__ABOUT THIS EXERCISE__
Wherever the word "content" occurs in the lines below, copy the whole line.
━━━ EXTRACTED ENTRIES
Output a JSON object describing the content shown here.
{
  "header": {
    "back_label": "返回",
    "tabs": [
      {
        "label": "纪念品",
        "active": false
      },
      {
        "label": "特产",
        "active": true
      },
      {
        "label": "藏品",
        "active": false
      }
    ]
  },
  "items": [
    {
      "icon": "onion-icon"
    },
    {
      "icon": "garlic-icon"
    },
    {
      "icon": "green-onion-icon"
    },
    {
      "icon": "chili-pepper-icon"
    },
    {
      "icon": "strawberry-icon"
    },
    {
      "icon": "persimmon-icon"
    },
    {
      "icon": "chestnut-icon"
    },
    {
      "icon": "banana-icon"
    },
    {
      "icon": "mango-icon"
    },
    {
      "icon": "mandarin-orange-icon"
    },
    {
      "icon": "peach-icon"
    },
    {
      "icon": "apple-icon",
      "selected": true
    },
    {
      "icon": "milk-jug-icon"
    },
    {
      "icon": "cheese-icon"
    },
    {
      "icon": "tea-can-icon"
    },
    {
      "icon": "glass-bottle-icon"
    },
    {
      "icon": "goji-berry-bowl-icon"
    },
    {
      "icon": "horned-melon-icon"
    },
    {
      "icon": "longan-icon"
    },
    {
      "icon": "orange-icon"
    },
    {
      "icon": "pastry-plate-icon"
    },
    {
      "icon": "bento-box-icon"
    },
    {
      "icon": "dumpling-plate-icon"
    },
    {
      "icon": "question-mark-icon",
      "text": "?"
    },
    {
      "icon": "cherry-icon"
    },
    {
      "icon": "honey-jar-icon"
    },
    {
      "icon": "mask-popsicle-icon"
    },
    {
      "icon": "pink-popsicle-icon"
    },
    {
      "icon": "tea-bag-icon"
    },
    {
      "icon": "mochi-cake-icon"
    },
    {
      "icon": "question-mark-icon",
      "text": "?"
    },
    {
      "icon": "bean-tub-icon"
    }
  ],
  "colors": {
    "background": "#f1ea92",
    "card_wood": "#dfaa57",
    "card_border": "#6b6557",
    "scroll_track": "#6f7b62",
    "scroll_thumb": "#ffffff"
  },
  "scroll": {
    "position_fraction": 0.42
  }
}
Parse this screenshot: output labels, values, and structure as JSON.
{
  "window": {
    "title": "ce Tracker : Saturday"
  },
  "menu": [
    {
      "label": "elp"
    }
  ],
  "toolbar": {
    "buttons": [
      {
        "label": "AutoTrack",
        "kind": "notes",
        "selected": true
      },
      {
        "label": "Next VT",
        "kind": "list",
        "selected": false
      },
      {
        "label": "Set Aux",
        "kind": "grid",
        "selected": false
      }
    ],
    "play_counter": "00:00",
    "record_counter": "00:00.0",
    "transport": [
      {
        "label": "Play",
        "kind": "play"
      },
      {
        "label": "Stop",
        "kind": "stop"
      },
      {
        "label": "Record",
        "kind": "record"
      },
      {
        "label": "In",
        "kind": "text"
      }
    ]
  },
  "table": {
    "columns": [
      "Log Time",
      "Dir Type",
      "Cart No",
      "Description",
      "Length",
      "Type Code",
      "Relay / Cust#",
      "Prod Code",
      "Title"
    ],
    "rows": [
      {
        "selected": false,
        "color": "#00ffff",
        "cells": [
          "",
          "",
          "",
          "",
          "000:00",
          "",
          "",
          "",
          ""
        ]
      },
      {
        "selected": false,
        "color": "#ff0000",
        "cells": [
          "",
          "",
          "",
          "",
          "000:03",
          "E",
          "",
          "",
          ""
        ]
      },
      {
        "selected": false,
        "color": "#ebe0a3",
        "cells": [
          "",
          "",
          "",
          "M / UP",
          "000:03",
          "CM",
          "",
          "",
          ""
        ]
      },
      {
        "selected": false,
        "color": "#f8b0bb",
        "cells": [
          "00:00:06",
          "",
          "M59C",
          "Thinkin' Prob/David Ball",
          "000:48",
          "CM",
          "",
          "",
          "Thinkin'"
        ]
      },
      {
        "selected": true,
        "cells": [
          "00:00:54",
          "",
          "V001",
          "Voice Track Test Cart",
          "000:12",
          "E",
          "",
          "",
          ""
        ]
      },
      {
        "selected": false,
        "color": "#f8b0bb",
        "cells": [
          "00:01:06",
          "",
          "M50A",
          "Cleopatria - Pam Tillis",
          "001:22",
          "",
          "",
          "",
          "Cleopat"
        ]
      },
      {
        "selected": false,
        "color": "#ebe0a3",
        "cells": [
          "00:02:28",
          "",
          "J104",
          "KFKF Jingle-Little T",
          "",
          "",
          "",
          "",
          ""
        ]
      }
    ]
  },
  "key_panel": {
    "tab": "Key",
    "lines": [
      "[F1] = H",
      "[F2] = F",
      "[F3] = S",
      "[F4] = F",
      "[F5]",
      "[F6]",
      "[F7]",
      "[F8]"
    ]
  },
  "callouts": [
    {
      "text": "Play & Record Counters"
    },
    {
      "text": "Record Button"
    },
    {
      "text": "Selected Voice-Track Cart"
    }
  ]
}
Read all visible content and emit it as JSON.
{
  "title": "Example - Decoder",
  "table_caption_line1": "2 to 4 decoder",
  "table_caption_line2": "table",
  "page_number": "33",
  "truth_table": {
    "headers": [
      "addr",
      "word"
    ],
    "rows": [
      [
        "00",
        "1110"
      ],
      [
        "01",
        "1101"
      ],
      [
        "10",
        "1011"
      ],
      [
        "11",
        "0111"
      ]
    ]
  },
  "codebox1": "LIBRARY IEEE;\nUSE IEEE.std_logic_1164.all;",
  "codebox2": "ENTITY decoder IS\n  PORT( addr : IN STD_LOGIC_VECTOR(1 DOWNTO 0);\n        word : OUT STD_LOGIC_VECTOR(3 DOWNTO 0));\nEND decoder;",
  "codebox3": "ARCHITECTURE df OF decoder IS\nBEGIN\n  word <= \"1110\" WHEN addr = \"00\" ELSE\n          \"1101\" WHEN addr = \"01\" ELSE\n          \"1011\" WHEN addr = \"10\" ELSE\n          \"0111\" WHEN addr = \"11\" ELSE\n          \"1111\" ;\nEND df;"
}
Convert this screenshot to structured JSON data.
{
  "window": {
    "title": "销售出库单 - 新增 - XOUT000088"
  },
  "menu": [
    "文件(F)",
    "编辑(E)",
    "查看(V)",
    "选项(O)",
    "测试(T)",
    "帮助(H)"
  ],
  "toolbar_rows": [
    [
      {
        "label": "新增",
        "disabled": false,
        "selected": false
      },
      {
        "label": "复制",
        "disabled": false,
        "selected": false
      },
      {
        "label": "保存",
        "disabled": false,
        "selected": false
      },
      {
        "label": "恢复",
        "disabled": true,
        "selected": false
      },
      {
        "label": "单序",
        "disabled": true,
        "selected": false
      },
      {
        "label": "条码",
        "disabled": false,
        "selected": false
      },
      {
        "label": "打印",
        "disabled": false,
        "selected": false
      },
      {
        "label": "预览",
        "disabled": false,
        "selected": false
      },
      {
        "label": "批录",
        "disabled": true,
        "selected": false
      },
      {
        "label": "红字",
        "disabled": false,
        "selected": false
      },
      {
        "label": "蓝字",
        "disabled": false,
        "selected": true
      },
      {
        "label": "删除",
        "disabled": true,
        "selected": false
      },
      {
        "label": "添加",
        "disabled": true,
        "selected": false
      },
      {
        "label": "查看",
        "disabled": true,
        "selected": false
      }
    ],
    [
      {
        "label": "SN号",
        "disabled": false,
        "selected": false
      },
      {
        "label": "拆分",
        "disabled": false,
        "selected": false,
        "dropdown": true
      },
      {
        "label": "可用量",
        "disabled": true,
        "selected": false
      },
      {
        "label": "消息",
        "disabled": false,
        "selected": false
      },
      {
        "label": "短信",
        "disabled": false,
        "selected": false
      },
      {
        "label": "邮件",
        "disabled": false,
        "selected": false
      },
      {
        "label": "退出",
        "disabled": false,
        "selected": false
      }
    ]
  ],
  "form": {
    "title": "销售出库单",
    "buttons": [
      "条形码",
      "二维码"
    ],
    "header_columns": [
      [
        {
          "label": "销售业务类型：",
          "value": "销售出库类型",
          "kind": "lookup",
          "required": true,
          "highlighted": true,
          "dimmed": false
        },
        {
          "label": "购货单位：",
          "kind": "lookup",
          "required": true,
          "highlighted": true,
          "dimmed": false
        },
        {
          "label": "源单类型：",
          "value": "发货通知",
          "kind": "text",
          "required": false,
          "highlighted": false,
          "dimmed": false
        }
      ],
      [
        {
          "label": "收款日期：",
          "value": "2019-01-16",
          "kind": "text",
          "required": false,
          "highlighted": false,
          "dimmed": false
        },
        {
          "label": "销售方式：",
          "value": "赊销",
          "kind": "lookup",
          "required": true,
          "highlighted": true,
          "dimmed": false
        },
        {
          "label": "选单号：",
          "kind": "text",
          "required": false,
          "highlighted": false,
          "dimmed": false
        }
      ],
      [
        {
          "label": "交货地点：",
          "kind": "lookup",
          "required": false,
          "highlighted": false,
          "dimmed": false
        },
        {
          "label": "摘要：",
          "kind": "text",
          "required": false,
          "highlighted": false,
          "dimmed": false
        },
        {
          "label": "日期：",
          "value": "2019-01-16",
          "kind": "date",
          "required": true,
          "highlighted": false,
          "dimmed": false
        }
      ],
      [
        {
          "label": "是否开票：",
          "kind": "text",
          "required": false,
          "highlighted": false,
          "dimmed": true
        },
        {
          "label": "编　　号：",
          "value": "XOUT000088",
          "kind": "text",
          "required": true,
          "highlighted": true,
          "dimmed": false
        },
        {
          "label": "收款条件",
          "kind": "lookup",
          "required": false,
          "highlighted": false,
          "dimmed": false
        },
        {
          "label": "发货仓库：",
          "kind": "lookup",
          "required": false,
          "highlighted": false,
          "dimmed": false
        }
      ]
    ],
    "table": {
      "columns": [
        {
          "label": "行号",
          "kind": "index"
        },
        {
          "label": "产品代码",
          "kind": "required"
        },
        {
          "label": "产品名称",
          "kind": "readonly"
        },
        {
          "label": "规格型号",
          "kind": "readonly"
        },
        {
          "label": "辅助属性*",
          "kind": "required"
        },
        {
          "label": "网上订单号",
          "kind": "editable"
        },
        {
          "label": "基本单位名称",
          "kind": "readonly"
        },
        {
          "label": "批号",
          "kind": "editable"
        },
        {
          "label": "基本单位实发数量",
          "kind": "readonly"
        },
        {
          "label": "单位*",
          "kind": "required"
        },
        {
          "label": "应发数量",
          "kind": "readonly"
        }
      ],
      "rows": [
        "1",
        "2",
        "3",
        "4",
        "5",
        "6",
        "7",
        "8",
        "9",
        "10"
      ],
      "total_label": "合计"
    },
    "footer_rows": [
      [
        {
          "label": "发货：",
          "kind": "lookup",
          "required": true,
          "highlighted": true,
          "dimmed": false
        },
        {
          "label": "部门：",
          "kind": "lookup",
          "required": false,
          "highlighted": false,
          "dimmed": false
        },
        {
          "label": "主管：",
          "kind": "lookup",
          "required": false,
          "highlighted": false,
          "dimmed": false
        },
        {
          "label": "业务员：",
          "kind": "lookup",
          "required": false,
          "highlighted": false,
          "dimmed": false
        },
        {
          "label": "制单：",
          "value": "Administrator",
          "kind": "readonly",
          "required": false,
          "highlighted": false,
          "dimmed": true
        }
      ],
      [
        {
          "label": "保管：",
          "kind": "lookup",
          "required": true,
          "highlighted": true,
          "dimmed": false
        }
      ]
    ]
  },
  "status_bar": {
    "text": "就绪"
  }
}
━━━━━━
__YOUR SOLUTION__
Output a JSON object describing the content shown here.
Read all visible content and emit it as JSON.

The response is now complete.